Imams sent from Ankara are sometimes disillusioned when they arrive here. When graduates of a highly respected Islamic institution from Turkey meet young people from Neukolln, friction is inevitable. Some young people are inattentive during Koran lessons and talk in between. But the Turkish imams are used to respect. They have little knowledge of the young people’s lives, which is why they sometimes find it difficult to accept them as authorities. The world of life shapes being a Muslim just as much as tradition does.
The story that fashion designer Meriem Lebdiri tells about herself begins when she was eleven. At that time, she says, she began to think about what it meant to be a Muslim in Germany. During summer vacation, before she entered high school, she began wearing a headscarf. "I was raised religiously, just like Christian children are raised religiously. But there was nothing for me to wear. I had the choice between short, almost belly-free blouses and hipsters, which were common in Germany in the nineties.
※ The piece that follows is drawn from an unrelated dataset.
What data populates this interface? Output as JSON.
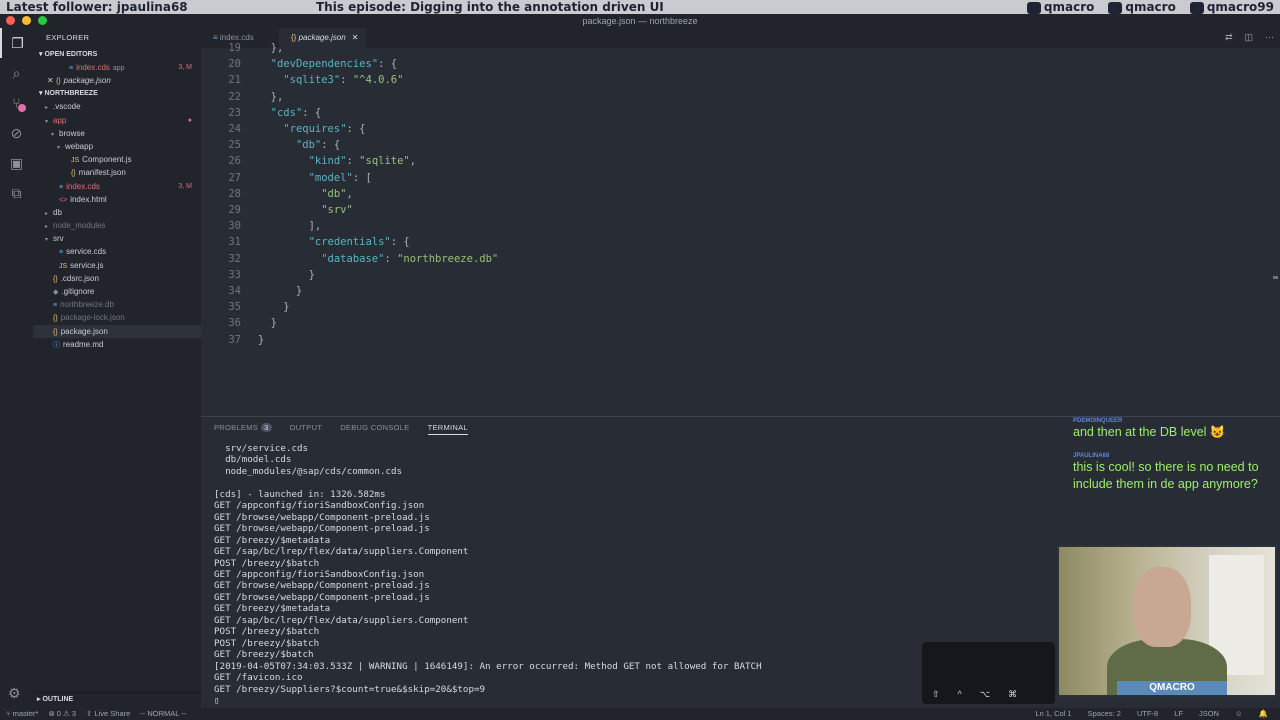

And the imported traditional clothes that looked like a sack on me." She didn’t feel like she belonged. "I wanted to cover myself, yes, but in my own way."
During this period of self-discovery, Lebdiri began drawing. She designed bell-bottom pants that went a little higher and blouses that went a little further down.
It was fashion for herself, an Algerian-born girl in the Palatinate who had just decided to translate the religiosity modeled for her at home into her own life.
She says she sees that her fashion is different from the standard in that there are few tailors who understand what she does. "They would tend to sew some of my clothes tighter. They say, ‘That’s not how it’s done.’ And I say, ‘I know that’s not how it’s done.’ “
Things are moving, on both sides
Isikali Karayel, the funeral director, has his office in Berlin-Neukolln, just a few kilometers from the sehitlik Mosque. Behind his desk hangs a square painting, red roses against a gray background – a motif of mourning and coping with it. In front of Karayel’s office is a Kawasaki motorcycle that belongs to his trainee. She is to become Berlin’s first Muslim funeral director. "That’s revolutionary!" says Karayel.
A lot is happening, he adds. Opening the Lutheran Twelve Apostles Cemetery to Islamic burials is a big step forward for Berlin’s Muslims, he says. Previously, most were buried in the city’s Gatow cemetery, which is located on the outskirts of the city, across the Havel River, 25 kilometers from here.
"Berlin registry offices sometimes turn a blind eye when issuing a burial permit if a deceased person’s ID is only available as a copy," Karayel says.
And sometimes individual decisions may be made, as in the case of coffinless burial. Muslims are usually buried in a sheet. That is now permitted in some German states, including Berlin. Nevertheless, many today opt for the German rule. In the Twelve Apostles Churchyard, the ratio is about fifty-fifty. To the right of the pedestrian walkway are the graves where Muslim deceased are buried with a coffin, to the left those without.
Sometimes, however, no compromise can be found: Muslim tradition is to bury deceased within 24 hours. "This had to do with the fact that Muslim-majority countries tend to be hot countries," Karayel says. "And then that also became entrenched in religion." Most states, on the other hand, have a 48-hour time limit, which used to be justified, for instance, by wanting to rule out apparent death. You can only follow one rule or the other. So this Muslim tradition is mostly broken in Germany.
Isikali Karayel says there is a generation gap. The first Turkish guest workers are still more likely to be transferred to their home countries after their death to find their final resting place. But there is a clear tendency among the second and third generations to want to be buried in Germany. At home.
"For them, it’s natural to be buried where they lived," Karayel says. "Earth is earth."
And everything is in flux.